The Earth, known as the “blue planet”, is 70% covered with water, but a very large part of this water is salty. In the end, less than 1% of the total volume of water on earth is available to man and this resource is naturally misallocated.
It is not raining as much in every country in the world. Precipitation is based on the country’s latitude, terrain, proximity to the oceans, winds and seasons. Thus, some areas in the world have very large freshwater reserves, such as the American continent and Russia. On the other hand, other areas in need such as North Africa and the Arabian Peninsula are lacking.
The lack of water and infrastructure causes major problems for:
– agriculture (soil irrigation becomes difficult or even impossible),
– industry (large water consumers, factories could limit their polluting emissions),
– health (water unfit for consumption leads to a proliferation of diseases, causing the death of 8 million people worldwide each year).
• 884 million people around the world do not have access to safe drinking water.
• 2.6 billion people do not use improved sanitation facilities.
• 1.4 million children die each year from diarrhoeal diseases.
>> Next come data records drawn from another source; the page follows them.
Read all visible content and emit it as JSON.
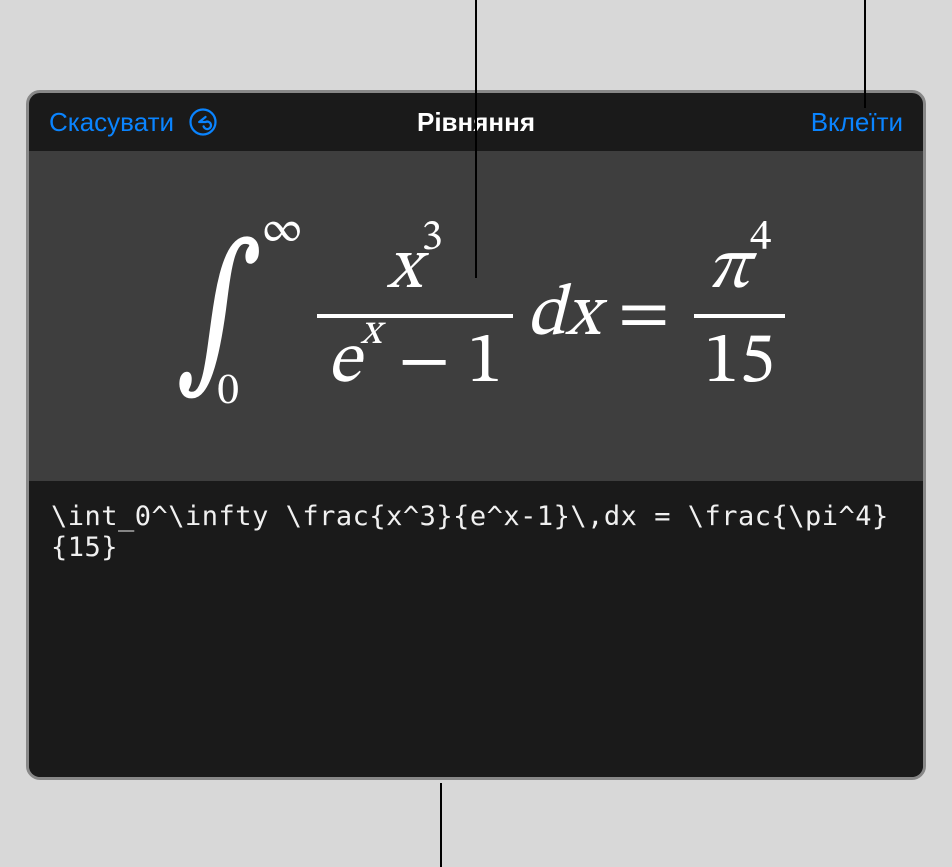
{
  "header": {
    "cancel_label": "Скасувати",
    "title": "Рівняння",
    "insert_label": "Вклеїти"
  },
  "equation": {
    "int_upper": "∞",
    "int_lower": "0",
    "frac1_num_base": "x",
    "frac1_num_exp": "3",
    "frac1_den_base": "e",
    "frac1_den_exp": "x",
    "frac1_den_tail": " − 1",
    "dx": "dx",
    "equals": "=",
    "frac2_num_base": "π",
    "frac2_num_exp": "4",
    "frac2_den": "15"
  },
  "latex_source": "\\int_0^\\infty \\frac{x^3}{e^x-1}\\,dx = \\frac{\\pi^4}{15}"
}
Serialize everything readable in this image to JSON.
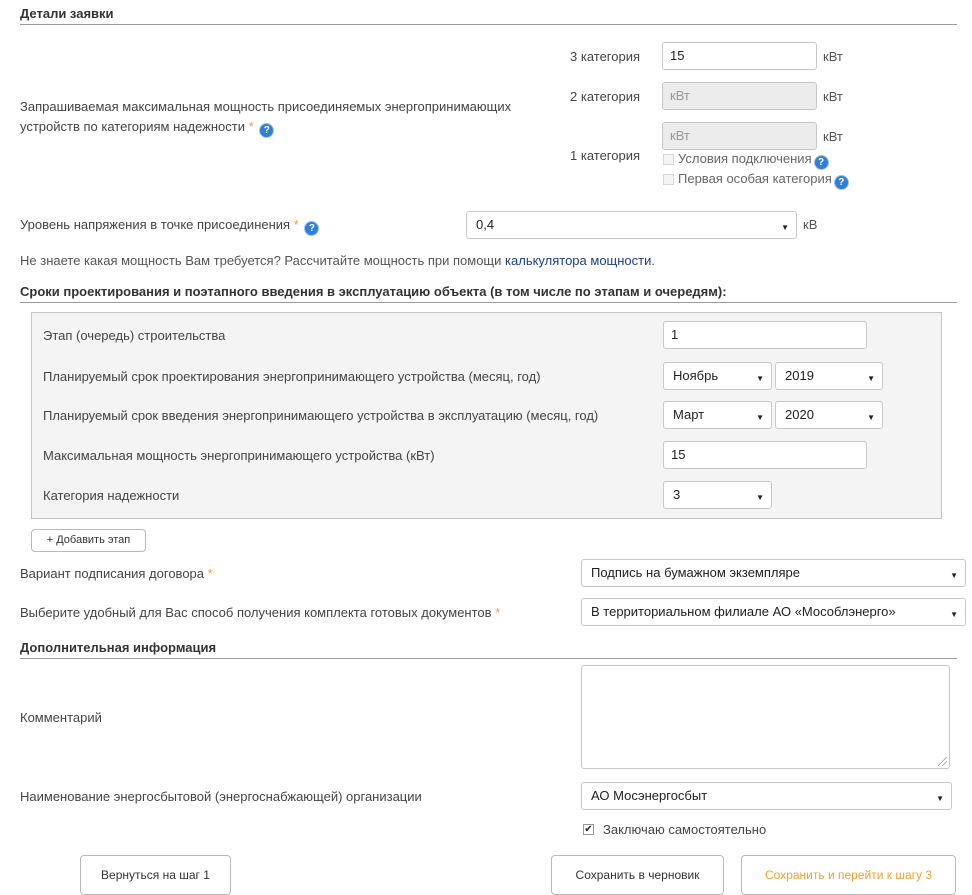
{
  "sections": {
    "details": "Детали заявки",
    "terms": "Сроки проектирования и поэтапного введения в эксплуатацию объекта (в том числе по этапам и очередям):",
    "additional": "Дополнительная информация"
  },
  "power": {
    "label": "Запрашиваемая максимальная мощность присоединяемых энергопринимающих устройств по категориям надежности",
    "required_mark": "*",
    "cat3_label": "3 категория",
    "cat3_value": "15",
    "cat2_label": "2 категория",
    "cat2_placeholder": "кВт",
    "cat1_label": "1 категория",
    "cat1_placeholder": "кВт",
    "unit": "кВт",
    "conditions_label": "Условия подключения",
    "first_special_label": "Первая особая категория"
  },
  "voltage": {
    "label": "Уровень напряжения в точке присоединения",
    "required_mark": "*",
    "value": "0,4",
    "unit": "кВ"
  },
  "calc_hint": {
    "prefix": "Не знаете какая мощность Вам требуется? Рассчитайте мощность при помощи",
    "link": "калькулятора мощности",
    "suffix": "."
  },
  "stage": {
    "stage_label": "Этап (очередь) строительства",
    "stage_value": "1",
    "design_label": "Планируемый срок проектирования энергопринимающего устройства (месяц, год)",
    "design_month": "Ноябрь",
    "design_year": "2019",
    "commission_label": "Планируемый срок введения энергопринимающего устройства в эксплуатацию (месяц, год)",
    "commission_month": "Март",
    "commission_year": "2020",
    "maxpower_label": "Максимальная мощность энергопринимающего устройства (кВт)",
    "maxpower_value": "15",
    "reliability_label": "Категория надежности",
    "reliability_value": "3"
  },
  "add_stage_button": "+ Добавить этап",
  "contract": {
    "label": "Вариант подписания договора",
    "required_mark": "*",
    "value": "Подпись на бумажном экземпляре"
  },
  "delivery": {
    "label": "Выберите удобный для Вас способ получения комплекта готовых документов",
    "required_mark": "*",
    "value": "В территориальном филиале АО «Мособлэнерго»"
  },
  "comment": {
    "label": "Комментарий",
    "value": ""
  },
  "supplier": {
    "label": "Наименование энергосбытовой (энергоснабжающей) организации",
    "value": "АО Мосэнергосбыт",
    "self_label": "Заключаю самостоятельно",
    "self_checked": true
  },
  "buttons": {
    "back": "Вернуться на шаг 1",
    "draft": "Сохранить в черновик",
    "next": "Сохранить и перейти к шагу 3"
  },
  "colors": {
    "accent": "#f0a030",
    "link": "#1d3f8a",
    "help": "#2f7fd6"
  }
}
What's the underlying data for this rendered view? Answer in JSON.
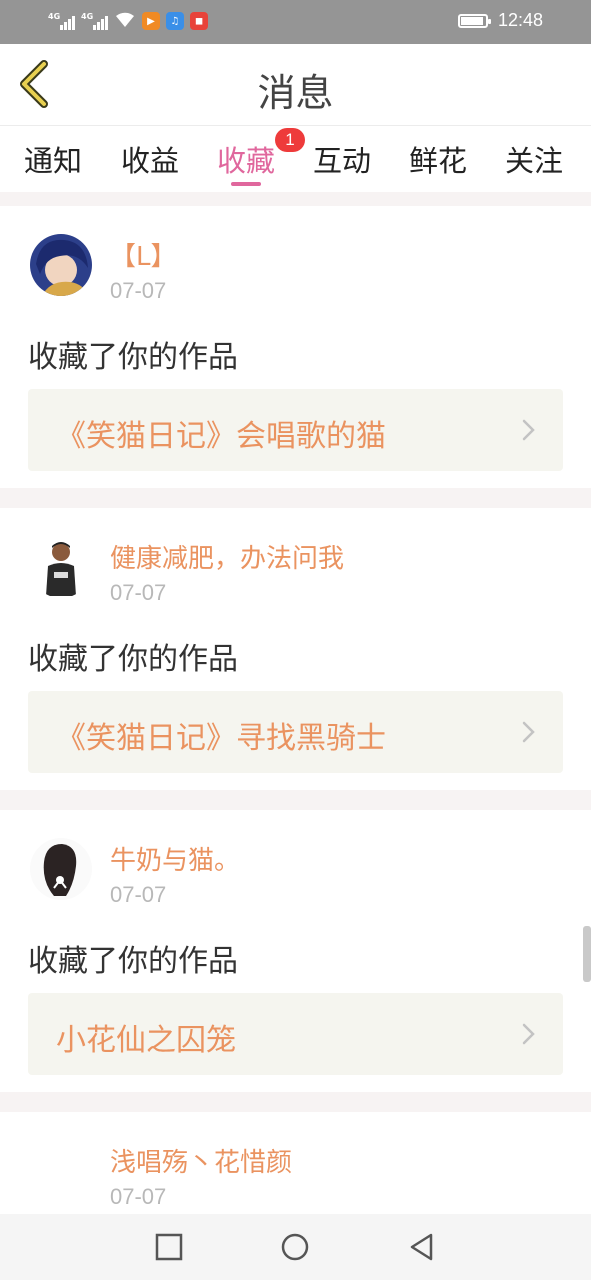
{
  "status_bar": {
    "network_1": "4G",
    "network_2": "4G",
    "time": "12:48",
    "icons": [
      "signal-icon",
      "signal-icon",
      "wifi-icon",
      "video-app-icon",
      "music-app-icon",
      "shop-app-icon",
      "battery-icon"
    ]
  },
  "header": {
    "title": "消息",
    "back_icon": "chevron-left-icon",
    "accent_color": "#e8d050"
  },
  "tabs": {
    "items": [
      {
        "label": "通知"
      },
      {
        "label": "收益"
      },
      {
        "label": "收藏",
        "active": true,
        "badge": "1"
      },
      {
        "label": "互动"
      },
      {
        "label": "鲜花"
      },
      {
        "label": "关注"
      }
    ],
    "active_color": "#e0679d"
  },
  "messages": [
    {
      "user": "【L】",
      "date": "07-07",
      "action": "收藏了你的作品",
      "work": "《笑猫日记》会唱歌的猫"
    },
    {
      "user": "健康减肥，办法问我",
      "date": "07-07",
      "action": "收藏了你的作品",
      "work": "《笑猫日记》寻找黑骑士"
    },
    {
      "user": "牛奶与猫。",
      "date": "07-07",
      "action": "收藏了你的作品",
      "work": "小花仙之囚笼"
    },
    {
      "user": "浅唱殇丶花惜颜",
      "date": "07-07"
    }
  ],
  "colors": {
    "name_color": "#ea9360",
    "badge_color": "#ee3b3b",
    "status_bar_bg": "#959595"
  },
  "nav_bar": {
    "icons": [
      "square-recents-icon",
      "circle-home-icon",
      "triangle-back-icon"
    ]
  }
}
Ordinary diarrhoea remains one of the deadliest water, sanitation and hygiene related diseases, accounting for 43% of deaths.